|International Classification||F28D9/02, F28F27/02, F28F9/22, F28F3/08, F28D9/00|
|Cooperative Classification||F28D9/005, F28F9/0275|
|European Classification||F28D9/00F4B, F28F9/02S6C|
|Jul 10, 1985||AS||Assignment|
Owner name: UNIVERSITY OF SYDNEY PARRAMATTA ROAD SYDNEY NEW SO
Free format text: ASSIGNMENT OF ASSIGNORS INTEREST.;ASSIGNOR:JOHNSTON, ANTHONY M.;REEL/FRAME:004429/0921

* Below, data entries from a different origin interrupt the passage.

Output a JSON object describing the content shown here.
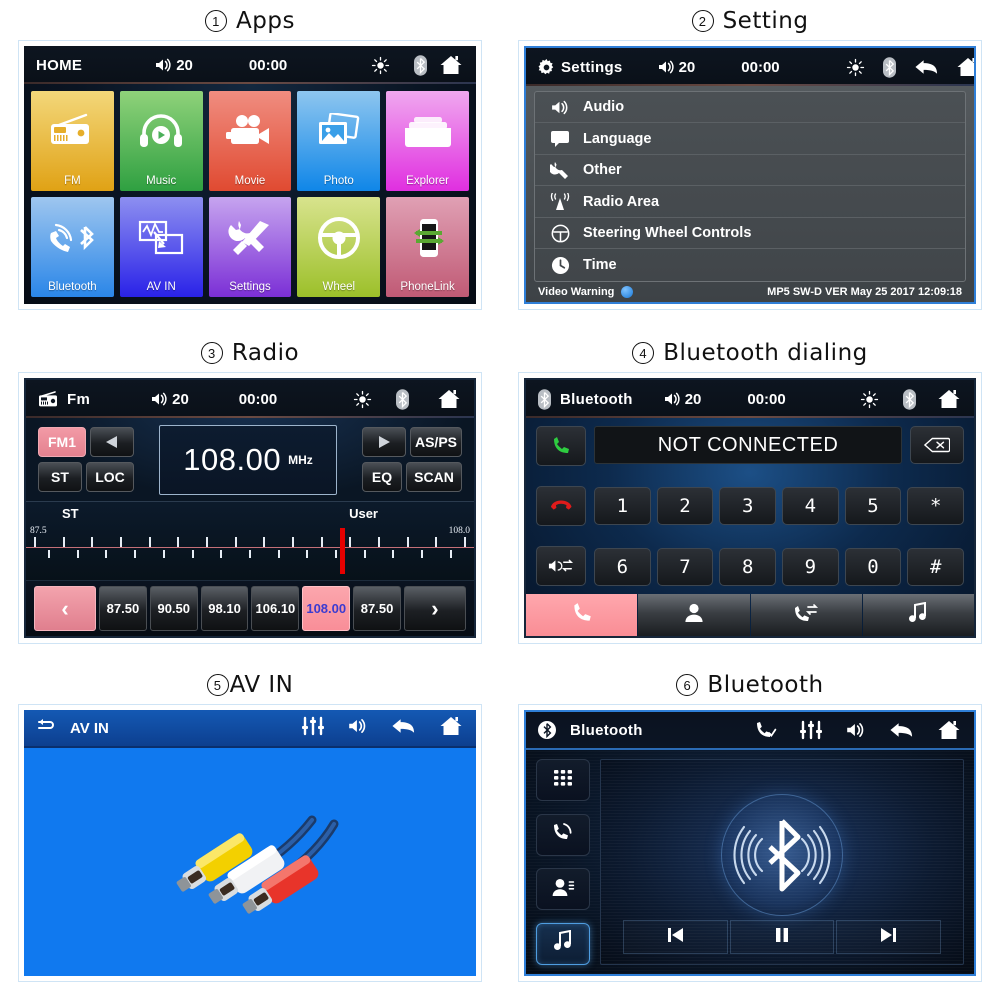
{
  "panels": [
    {
      "num": "①",
      "title": "Apps",
      "status": {
        "title": "HOME",
        "volume": "20",
        "clock": "00:00"
      },
      "tiles": [
        {
          "label": "FM",
          "icon": "radio-icon",
          "c1": "#f3d77a",
          "c2": "#e0a215"
        },
        {
          "label": "Music",
          "icon": "headphones-icon",
          "c1": "#8fd27a",
          "c2": "#2fa041"
        },
        {
          "label": "Movie",
          "icon": "camcorder-icon",
          "c1": "#f08d80",
          "c2": "#e04a31"
        },
        {
          "label": "Photo",
          "icon": "photos-icon",
          "c1": "#8ec6ef",
          "c2": "#0f86e8"
        },
        {
          "label": "Explorer",
          "icon": "folder-icon",
          "c1": "#f0a8ef",
          "c2": "#e02fe0"
        },
        {
          "label": "Bluetooth",
          "icon": "bt-phone-icon",
          "c1": "#9ec6ef",
          "c2": "#2a86e8"
        },
        {
          "label": "AV IN",
          "icon": "av-in-icon",
          "c1": "#8d8ff0",
          "c2": "#2a22e8"
        },
        {
          "label": "Settings",
          "icon": "tools-icon",
          "c1": "#c6a4ef",
          "c2": "#7b2fd6"
        },
        {
          "label": "Wheel",
          "icon": "steering-icon",
          "c1": "#d8e38d",
          "c2": "#9cc02a"
        },
        {
          "label": "PhoneLink",
          "icon": "phonelink-icon",
          "c1": "#e0a0b4",
          "c2": "#c05a75"
        }
      ]
    },
    {
      "num": "②",
      "title": "Setting",
      "status": {
        "title": "Settings",
        "volume": "20",
        "clock": "00:00"
      },
      "items": [
        {
          "label": "Audio",
          "icon": "speaker-icon"
        },
        {
          "label": "Language",
          "icon": "speech-bubble-icon"
        },
        {
          "label": "Other",
          "icon": "wrench-icon"
        },
        {
          "label": "Radio Area",
          "icon": "antenna-icon"
        },
        {
          "label": "Steering Wheel Controls",
          "icon": "steering-wheel-icon"
        },
        {
          "label": "Time",
          "icon": "clock-icon"
        }
      ],
      "footer": {
        "left": "Video Warning",
        "right": "MP5 SW-D VER May 25 2017 12:09:18"
      }
    },
    {
      "num": "③",
      "title": "Radio",
      "status": {
        "title": "Fm",
        "volume": "20",
        "clock": "00:00"
      },
      "band": "FM1",
      "buttons": {
        "st": "ST",
        "loc": "LOC",
        "asps": "AS/PS",
        "eq": "EQ",
        "scan": "SCAN"
      },
      "frequency": "108.00",
      "unit": "MHz",
      "scale": {
        "left_label": "ST",
        "right_label": "User",
        "min": "87.5",
        "max": "108.0",
        "needle_pct": 70
      },
      "presets": [
        "87.50",
        "90.50",
        "98.10",
        "106.10",
        "108.00",
        "87.50"
      ],
      "selected_preset_index": 4,
      "prev_label": "‹",
      "next_label": "›"
    },
    {
      "num": "④",
      "title": "Bluetooth dialing",
      "status": {
        "title": "Bluetooth",
        "volume": "20",
        "clock": "00:00"
      },
      "display": "NOT CONNECTED",
      "keys_row1": [
        "1",
        "2",
        "3",
        "4",
        "5",
        "*"
      ],
      "keys_row2": [
        "6",
        "7",
        "8",
        "9",
        "0",
        "#"
      ],
      "side_buttons": [
        "call-answer-icon",
        "call-end-icon",
        "audio-transfer-icon"
      ],
      "delete_icon": "backspace-icon",
      "tabs": [
        "dialpad-tab-icon",
        "contacts-tab-icon",
        "call-history-tab-icon",
        "bt-music-tab-icon"
      ],
      "active_tab_index": 0
    },
    {
      "num": "⑤",
      "title": "AV IN",
      "status": {
        "title": "AV IN",
        "icons": [
          "equalizer-icon",
          "speaker-icon",
          "back-icon",
          "home-icon"
        ]
      },
      "artwork": "rca-cable-image"
    },
    {
      "num": "⑥",
      "title": "Bluetooth",
      "status": {
        "title": "Bluetooth",
        "icons": [
          "phone-icon",
          "equalizer-icon",
          "speaker-icon",
          "back-icon",
          "home-icon"
        ]
      },
      "side_buttons": [
        "dialpad-icon",
        "call-icon",
        "contacts-icon",
        "music-icon"
      ],
      "active_side_index": 3,
      "transport": [
        "prev-track-icon",
        "pause-icon",
        "next-track-icon"
      ],
      "center": "bluetooth-logo-icon"
    }
  ]
}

Effective date: 19850702
|Oct 22, 1990||FPAY||Fee payment|
Year of fee payment: 4
|Sep 26, 1994||FPAY||Fee payment|
Year of fee payment: 8
|Dec 8, 1998||REMI||Maintenance fee reminder mailed|
|May 16, 1999||LAPS||Lapse for failure to pay maintenance fees|
|Jul 13, 1999||FP||Expired due to failure to pay maintenance fee|
Effective date: 19990519